LIT 365: Morrison Study Guide: Ishikawa Jun’s Kajin (The Nymphs, 1935; translated by me) I.
Some Key Terms/Concepts 1. Pan 牧羊神: the Greek god of instincts and sexual desire. In Greek mythology, Pan is the god of shepherds and flocks, of mountain wilds, hunting and rustic music, as well as the companion of nymphs. 2. “Nympholepsy”: a “state of rapture supposed to be inspired by nymphs, hence, an ecstasy or frenzy of emotion especially inspired by something unattainable” (OED) 3. Kūkyo (Japanese: 空虚; Sanskrit: Śūnyatā). Emptiness/void. Relates to the idea in Buddhism that the self/ego is an empty void. This idea is also central to many modern/contemporary philosophers’ conception of the “individual” or “subject” (主体・個人). 4. Laotzu: see footnote. 5. Assissi’s stigmata: see footnote. 6. [Make a list of other words/terms you are unfamiliar with; give a brief definition] 7. 8. … II. Some Questions to Ponder as You Read (take notes, for class discussion; answer BEFORE you read my optional-reading essay) 1. Discuss the narrative style of the work. Is this an example of a "self-conscious narrator"? Give examples. 2. Watashi begins his narrative by describing his search for the “navel” (heso). Describe this episode. Is the navel/omphalos a metaphor for something? If so, what? 3. Describe Yura and Misa. What is their relationship vis-à-vis Watashi? Are they archetypes/symbolic representations of something? If so, what do they represent? 4. Discuss Watashi’s “disappearing act.” What is he trying to do? Why? Why does he eventually attempt suicide? 5. What are the dual aspects of Watashi’s personality/nature? Describe them.
6. How is this work an example of a "quest story"? What is the narrator searching for? 7. How does the motif of Pan (牧羊神) fit into the story? 8. Discuss the significance of (1) the “white hibiscus” (fuyō 芙蓉) and (2) the poem Watashi composes. 9. The story ends with Watashi’s confession that he suffers from “a condition known as nympholepsy.” What’s that? What are its symptoms? 10. How is Watashi a “possessed” narrator/character?

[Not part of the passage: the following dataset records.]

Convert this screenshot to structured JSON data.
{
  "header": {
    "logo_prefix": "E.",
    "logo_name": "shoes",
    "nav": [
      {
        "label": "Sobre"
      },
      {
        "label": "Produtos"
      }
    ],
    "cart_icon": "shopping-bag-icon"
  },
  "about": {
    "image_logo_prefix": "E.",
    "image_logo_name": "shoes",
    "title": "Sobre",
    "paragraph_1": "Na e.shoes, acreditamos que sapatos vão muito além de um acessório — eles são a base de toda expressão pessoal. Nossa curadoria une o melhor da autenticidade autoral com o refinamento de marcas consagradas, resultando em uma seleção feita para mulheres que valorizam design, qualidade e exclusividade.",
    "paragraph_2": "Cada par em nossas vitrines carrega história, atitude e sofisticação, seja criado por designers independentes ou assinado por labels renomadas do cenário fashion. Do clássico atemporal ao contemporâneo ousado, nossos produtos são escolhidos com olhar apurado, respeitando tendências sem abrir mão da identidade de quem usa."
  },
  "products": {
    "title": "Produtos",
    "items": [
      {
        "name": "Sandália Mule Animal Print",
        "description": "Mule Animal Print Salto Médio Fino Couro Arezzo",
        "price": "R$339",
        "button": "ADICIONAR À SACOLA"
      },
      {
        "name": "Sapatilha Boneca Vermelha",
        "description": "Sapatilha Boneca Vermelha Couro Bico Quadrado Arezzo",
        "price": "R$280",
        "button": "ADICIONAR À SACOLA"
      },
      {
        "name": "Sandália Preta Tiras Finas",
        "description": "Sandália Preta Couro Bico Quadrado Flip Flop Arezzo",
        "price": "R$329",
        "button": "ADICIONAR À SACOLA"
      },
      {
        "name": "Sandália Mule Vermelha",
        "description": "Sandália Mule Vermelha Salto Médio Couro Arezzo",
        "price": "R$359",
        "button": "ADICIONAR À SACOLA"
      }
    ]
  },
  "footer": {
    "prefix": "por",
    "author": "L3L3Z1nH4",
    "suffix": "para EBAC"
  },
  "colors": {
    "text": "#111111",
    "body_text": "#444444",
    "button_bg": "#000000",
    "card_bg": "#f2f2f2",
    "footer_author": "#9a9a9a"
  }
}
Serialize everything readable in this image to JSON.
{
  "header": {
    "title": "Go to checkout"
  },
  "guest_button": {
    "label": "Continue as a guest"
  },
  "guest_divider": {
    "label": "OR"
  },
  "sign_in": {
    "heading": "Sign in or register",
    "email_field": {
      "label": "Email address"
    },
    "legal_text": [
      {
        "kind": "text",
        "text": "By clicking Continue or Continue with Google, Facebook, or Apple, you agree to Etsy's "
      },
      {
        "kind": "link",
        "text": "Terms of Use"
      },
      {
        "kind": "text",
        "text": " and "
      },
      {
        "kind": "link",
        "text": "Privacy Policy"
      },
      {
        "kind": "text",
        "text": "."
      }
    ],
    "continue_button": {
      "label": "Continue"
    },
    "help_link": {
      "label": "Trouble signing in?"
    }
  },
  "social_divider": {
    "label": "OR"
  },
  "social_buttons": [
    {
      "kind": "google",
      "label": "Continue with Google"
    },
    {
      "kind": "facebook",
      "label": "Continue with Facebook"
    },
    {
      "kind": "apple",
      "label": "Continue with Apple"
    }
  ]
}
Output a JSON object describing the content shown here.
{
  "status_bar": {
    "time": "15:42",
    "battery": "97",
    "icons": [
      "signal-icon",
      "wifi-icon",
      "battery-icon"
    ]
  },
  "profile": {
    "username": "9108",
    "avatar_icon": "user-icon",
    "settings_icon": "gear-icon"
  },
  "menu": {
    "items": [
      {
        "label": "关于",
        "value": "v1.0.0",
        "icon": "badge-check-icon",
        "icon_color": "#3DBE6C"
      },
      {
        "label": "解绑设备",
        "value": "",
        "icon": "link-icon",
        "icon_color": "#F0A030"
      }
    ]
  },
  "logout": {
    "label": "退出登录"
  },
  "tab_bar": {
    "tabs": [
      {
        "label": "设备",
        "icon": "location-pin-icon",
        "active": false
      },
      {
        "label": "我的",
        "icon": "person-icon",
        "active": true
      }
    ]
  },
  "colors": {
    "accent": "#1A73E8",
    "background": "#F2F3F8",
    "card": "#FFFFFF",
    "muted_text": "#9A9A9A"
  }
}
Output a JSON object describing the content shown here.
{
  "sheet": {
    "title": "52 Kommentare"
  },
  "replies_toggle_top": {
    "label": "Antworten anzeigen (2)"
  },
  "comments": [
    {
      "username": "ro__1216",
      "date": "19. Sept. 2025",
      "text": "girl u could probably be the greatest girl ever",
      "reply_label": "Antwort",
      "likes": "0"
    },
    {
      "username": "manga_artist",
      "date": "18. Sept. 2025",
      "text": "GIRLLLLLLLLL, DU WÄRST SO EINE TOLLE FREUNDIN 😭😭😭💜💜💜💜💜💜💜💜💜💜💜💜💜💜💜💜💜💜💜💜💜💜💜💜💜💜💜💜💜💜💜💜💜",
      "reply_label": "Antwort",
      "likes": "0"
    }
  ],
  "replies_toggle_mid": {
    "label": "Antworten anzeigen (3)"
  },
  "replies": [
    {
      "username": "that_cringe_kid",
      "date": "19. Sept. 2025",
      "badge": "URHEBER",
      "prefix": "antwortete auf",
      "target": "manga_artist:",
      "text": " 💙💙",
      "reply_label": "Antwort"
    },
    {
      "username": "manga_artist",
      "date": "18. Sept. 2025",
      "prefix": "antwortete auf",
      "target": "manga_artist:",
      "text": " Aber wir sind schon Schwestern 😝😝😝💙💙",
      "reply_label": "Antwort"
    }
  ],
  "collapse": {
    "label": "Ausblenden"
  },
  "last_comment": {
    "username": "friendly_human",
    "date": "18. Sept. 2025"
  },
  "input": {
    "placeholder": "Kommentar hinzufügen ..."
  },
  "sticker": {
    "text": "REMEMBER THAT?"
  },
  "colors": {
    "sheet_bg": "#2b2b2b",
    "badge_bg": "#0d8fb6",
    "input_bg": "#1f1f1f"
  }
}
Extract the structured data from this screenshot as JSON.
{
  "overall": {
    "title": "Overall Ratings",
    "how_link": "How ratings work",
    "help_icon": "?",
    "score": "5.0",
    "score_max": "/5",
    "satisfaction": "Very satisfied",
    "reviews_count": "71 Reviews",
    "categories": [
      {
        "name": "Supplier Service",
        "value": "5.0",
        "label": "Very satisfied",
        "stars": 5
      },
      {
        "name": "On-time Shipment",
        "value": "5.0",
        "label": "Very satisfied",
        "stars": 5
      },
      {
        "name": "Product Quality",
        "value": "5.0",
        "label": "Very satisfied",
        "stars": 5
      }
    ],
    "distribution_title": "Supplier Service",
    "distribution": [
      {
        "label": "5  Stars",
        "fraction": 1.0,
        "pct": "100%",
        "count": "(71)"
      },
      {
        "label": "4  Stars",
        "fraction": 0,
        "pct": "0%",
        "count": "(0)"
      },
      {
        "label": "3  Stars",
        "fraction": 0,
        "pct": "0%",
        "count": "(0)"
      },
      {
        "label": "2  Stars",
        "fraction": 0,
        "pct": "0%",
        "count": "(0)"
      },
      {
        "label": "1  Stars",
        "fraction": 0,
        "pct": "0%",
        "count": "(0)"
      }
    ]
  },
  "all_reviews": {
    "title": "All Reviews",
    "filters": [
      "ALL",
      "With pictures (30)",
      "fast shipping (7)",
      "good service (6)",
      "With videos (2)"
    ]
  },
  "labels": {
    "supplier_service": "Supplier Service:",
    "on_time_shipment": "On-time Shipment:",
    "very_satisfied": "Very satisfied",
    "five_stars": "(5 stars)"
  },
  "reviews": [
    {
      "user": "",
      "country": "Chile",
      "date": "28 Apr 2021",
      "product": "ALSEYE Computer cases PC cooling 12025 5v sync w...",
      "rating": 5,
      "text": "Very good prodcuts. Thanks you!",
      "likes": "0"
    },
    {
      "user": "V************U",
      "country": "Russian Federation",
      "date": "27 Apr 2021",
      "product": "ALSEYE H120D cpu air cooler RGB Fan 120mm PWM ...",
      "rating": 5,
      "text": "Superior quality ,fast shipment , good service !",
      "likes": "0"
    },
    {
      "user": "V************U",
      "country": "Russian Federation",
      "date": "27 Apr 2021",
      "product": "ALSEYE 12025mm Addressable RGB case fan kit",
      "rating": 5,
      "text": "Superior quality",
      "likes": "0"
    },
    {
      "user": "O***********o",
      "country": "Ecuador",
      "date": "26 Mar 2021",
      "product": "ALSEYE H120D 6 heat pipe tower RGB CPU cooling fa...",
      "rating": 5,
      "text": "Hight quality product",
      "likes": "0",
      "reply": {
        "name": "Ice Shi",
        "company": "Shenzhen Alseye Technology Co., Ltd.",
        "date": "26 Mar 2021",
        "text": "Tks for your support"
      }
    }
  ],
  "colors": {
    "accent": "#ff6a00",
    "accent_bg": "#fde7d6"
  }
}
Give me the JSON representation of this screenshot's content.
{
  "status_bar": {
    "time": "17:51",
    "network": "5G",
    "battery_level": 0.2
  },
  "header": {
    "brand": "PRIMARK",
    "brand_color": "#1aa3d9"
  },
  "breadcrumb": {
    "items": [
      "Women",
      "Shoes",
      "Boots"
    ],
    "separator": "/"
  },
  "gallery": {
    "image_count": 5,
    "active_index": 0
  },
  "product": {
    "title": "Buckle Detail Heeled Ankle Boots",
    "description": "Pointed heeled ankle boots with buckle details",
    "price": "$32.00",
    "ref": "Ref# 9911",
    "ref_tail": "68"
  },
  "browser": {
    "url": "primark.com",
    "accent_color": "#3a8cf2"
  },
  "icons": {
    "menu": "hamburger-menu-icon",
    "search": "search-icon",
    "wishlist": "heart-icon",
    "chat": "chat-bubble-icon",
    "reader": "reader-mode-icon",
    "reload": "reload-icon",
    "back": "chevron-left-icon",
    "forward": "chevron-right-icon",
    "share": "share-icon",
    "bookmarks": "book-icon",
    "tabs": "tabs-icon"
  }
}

What is he possessed by? How does this possession relate to his act of writing this story? 11. What are the main “themes” of the work? 12. Identify any inaccuracies/flaws/awkward phrasing in my translation. III. Homework Assignment (Word Document preferred; 3/4 page – 1 page) 1. Make an original and interesting point about the work. Write this BEFORE reading my optional-reading essay.